___ EXCERPTED DATA
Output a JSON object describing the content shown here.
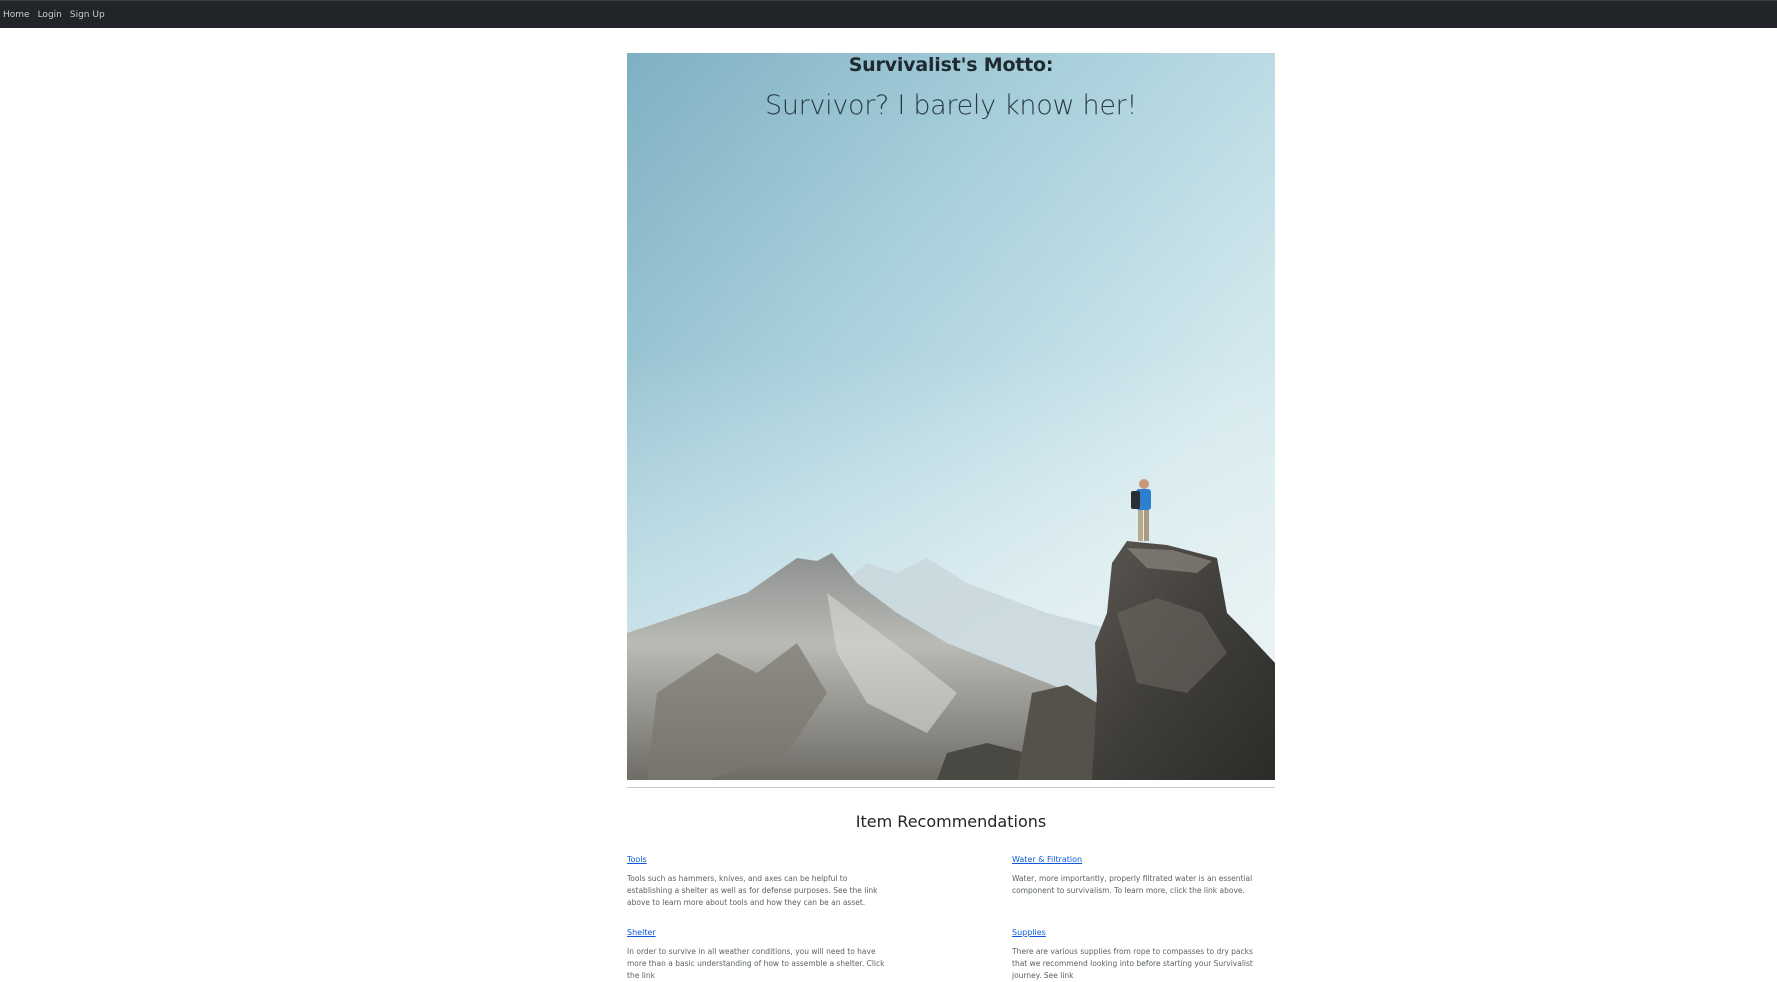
{
  "nav": {
    "items": [
      {
        "label": "Home"
      },
      {
        "label": "Login"
      },
      {
        "label": "Sign Up"
      }
    ]
  },
  "hero": {
    "heading": "Survivalist's Motto:",
    "motto": "Survivor? I barely know her!",
    "image": "hiker standing on a rocky summit overlooking snowy mountains under a pale blue sky"
  },
  "recommendations": {
    "title": "Item Recommendations",
    "items": [
      {
        "link": "Tools",
        "text": "Tools such as hammers, knives, and axes can be helpful to establishing a shelter as well as for defense purposes. See the link above to learn more about tools and how they can be an asset."
      },
      {
        "link": "Water & Filtration",
        "text": "Water, more importantly, properly filtrated water is an essential component to survivalism. To learn more, click the link above."
      },
      {
        "link": "Shelter",
        "text": "In order to survive in all weather conditions, you will need to have more than a basic understanding of how to assemble a shelter. Click the link"
      },
      {
        "link": "Supplies",
        "text": "There are various supplies from rope to compasses to dry packs that we recommend looking into before starting your Survivalist journey. See link"
      }
    ]
  }
}
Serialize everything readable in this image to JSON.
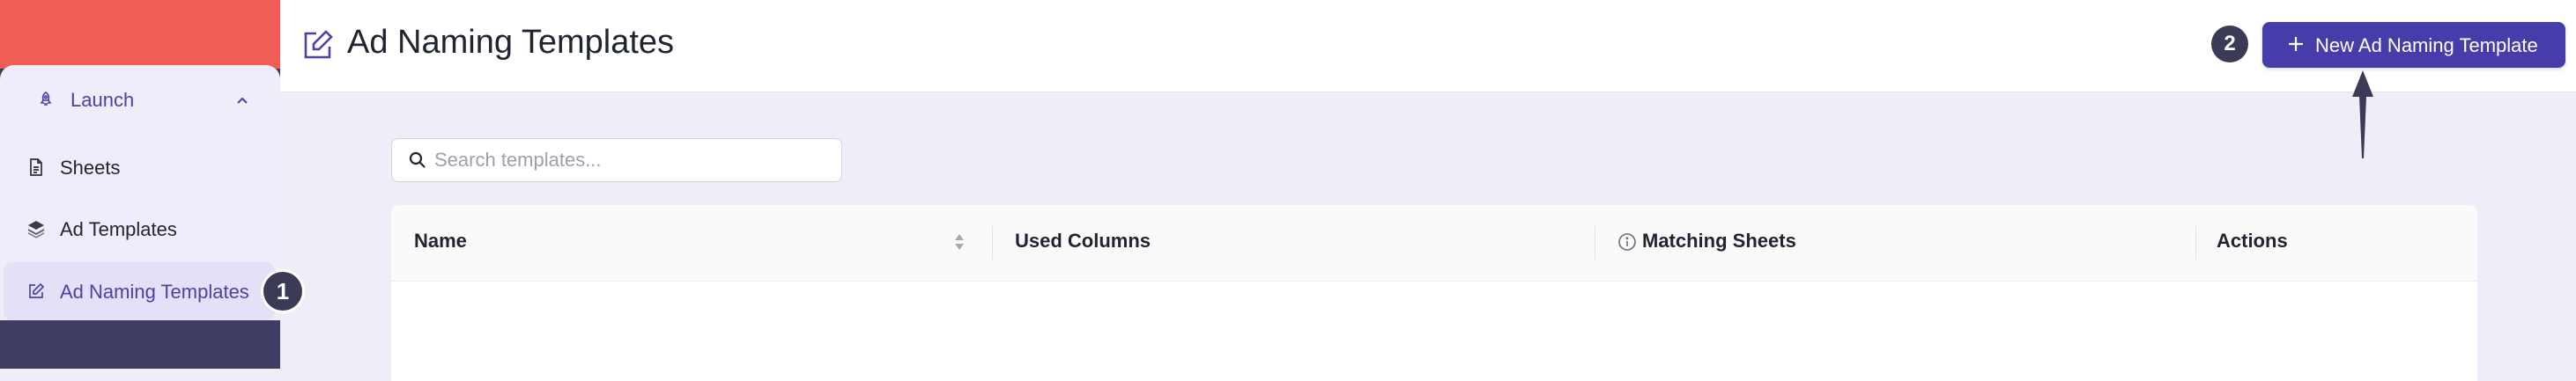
{
  "sidebar": {
    "group": {
      "label": "Launch",
      "icon": "rocket-icon"
    },
    "items": [
      {
        "label": "Sheets",
        "icon": "document-icon"
      },
      {
        "label": "Ad Templates",
        "icon": "layers-icon"
      },
      {
        "label": "Ad Naming Templates",
        "icon": "edit-icon",
        "active": true
      }
    ]
  },
  "header": {
    "title": "Ad Naming Templates",
    "new_button_label": "New Ad Naming Template"
  },
  "callouts": {
    "first": "1",
    "second": "2"
  },
  "search": {
    "placeholder": "Search templates...",
    "value": ""
  },
  "table": {
    "columns": [
      "Name",
      "Used Columns",
      "Matching Sheets",
      "Actions"
    ]
  },
  "colors": {
    "accent": "#463dab",
    "sidebar_top": "#ef5d54",
    "sidebar_bottom": "#3f3d63",
    "content_bg": "#efeef8"
  }
}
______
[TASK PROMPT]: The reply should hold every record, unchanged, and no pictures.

[TASK ANSWER]:
Output a JSON object describing the content shown here.
{
  "nav": {
    "items": [
      {
        "label": "Home"
      },
      {
        "label": "Login"
      },
      {
        "label": "Sign Up"
      }
    ]
  },
  "hero": {
    "heading": "Survivalist's Motto:",
    "motto": "Survivor? I barely know her!",
    "image": "hiker standing on a rocky summit overlooking snowy mountains under a pale blue sky"
  },
  "recommendations": {
    "title": "Item Recommendations",
    "items": [
      {
        "link": "Tools",
        "text": "Tools such as hammers, knives, and axes can be helpful to establishing a shelter as well as for defense purposes. See the link above to learn more about tools and how they can be an asset."
      },
      {
        "link": "Water & Filtration",
        "text": "Water, more importantly, properly filtrated water is an essential component to survivalism. To learn more, click the link above."
      },
      {
        "link": "Shelter",
        "text": "In order to survive in all weather conditions, you will need to have more than a basic understanding of how to assemble a shelter. Click the link"
      },
      {
        "link": "Supplies",
        "text": "There are various supplies from rope to compasses to dry packs that we recommend looking into before starting your Survivalist journey. See link"
      }
    ]
  }
}
Serialize everything readable in this image to JSON.
{
  "sidebar": {
    "group": {
      "label": "Launch",
      "icon": "rocket-icon"
    },
    "items": [
      {
        "label": "Sheets",
        "icon": "document-icon"
      },
      {
        "label": "Ad Templates",
        "icon": "layers-icon"
      },
      {
        "label": "Ad Naming Templates",
        "icon": "edit-icon",
        "active": true
      }
    ]
  },
  "header": {
    "title": "Ad Naming Templates",
    "new_button_label": "New Ad Naming Template"
  },
  "callouts": {
    "first": "1",
    "second": "2"
  },
  "search": {
    "placeholder": "Search templates...",
    "value": ""
  },
  "table": {
    "columns": [
      "Name",
      "Used Columns",
      "Matching Sheets",
      "Actions"
    ]
  },
  "colors": {
    "accent": "#463dab",
    "sidebar_top": "#ef5d54",
    "sidebar_bottom": "#3f3d63",
    "content_bg": "#efeef8"
  }
}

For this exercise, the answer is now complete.